Another thing to consider is the quality of the wine. If you use cheap wine, it’s not going to get any better if you use it in a marinade, sauce, or add it to a stew. If you don’t want to drink the wine, then don’t use it for cooking purposes. That doesn’t mean that you have to buy the most expensive wine out there and allow it to evaporate away. A medium-priced wine that you enjoy drinking will suffice.
Don’t use old wine. By this, we don’t mean vintage wine but rather, wine you opened a few days ago and hadn’t got around to drinking yet. This is because wine starts oxidizing as soon as the bottle is opened and therefore, the flavor profile begins to change. The wine can easily become bitter which would transfer to your food if you used it in a dish.
Add the wine slowly to allow the flavor to develop properly and to stop strong flavors from overpowering the dish.
Cook the wine on low heat. If you cook it on high heat, it can make the dish bitter. It will still evaporate on low heat.
Cooking with Dry Red Wine – A Great Combination
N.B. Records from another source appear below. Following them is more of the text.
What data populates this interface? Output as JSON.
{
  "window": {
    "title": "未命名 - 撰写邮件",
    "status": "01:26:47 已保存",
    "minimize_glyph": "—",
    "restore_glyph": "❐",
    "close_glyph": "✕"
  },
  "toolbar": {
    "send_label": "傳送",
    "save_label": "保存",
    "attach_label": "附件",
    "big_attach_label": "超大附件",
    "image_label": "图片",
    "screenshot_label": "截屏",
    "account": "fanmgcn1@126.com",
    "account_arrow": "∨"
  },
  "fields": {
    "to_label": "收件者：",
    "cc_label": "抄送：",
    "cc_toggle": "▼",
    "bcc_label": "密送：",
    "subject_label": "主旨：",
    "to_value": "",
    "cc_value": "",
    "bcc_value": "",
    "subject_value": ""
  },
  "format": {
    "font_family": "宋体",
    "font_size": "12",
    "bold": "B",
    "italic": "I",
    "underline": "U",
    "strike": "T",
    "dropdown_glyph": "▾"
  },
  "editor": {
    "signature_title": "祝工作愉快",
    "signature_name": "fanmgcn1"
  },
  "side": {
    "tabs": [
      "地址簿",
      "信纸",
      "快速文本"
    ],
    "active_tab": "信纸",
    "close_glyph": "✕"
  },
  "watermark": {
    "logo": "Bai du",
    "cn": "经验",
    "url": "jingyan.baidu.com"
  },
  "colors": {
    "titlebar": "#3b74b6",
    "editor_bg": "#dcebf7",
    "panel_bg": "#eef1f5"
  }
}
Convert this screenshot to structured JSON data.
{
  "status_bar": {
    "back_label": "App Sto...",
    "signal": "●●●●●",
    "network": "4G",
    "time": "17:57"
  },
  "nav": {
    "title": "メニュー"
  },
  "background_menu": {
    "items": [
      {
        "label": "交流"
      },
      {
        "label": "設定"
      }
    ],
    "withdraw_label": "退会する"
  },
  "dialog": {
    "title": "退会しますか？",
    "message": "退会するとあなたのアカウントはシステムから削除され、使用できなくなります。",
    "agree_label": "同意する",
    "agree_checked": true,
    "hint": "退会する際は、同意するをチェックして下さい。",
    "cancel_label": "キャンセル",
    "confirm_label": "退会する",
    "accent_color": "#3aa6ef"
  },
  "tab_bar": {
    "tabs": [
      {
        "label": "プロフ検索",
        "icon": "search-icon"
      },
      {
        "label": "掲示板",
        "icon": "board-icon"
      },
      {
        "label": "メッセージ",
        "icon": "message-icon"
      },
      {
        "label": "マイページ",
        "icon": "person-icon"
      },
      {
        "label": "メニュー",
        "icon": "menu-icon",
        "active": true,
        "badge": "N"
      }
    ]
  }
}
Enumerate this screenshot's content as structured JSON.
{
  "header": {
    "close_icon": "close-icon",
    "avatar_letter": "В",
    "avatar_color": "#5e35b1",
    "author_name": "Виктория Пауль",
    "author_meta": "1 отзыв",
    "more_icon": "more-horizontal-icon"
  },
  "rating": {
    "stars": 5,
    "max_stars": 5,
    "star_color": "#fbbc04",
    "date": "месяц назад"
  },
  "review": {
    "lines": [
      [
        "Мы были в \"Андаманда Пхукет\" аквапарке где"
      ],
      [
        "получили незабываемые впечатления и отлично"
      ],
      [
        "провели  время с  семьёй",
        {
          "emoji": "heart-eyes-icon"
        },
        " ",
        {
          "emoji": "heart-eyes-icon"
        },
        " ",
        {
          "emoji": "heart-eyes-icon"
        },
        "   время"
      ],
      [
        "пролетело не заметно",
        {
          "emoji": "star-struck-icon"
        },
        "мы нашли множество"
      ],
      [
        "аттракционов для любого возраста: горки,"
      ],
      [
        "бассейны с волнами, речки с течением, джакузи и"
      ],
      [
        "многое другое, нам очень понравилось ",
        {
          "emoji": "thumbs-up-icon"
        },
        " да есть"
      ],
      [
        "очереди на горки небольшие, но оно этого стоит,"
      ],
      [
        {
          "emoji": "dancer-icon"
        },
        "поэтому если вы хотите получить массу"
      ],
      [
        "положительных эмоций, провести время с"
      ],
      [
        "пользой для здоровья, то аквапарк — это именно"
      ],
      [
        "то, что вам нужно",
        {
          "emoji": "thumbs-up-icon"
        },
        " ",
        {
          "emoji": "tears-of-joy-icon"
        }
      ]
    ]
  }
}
We hope that this article has introduced you to a great way of cooking and that you will want to try some recipes using dry red wine. This type of wine can be used in a marinade, in a stew, or in a sauce to give a complexity of delicious flavors. Experiment with different wines to see which goes best with the food you enjoy.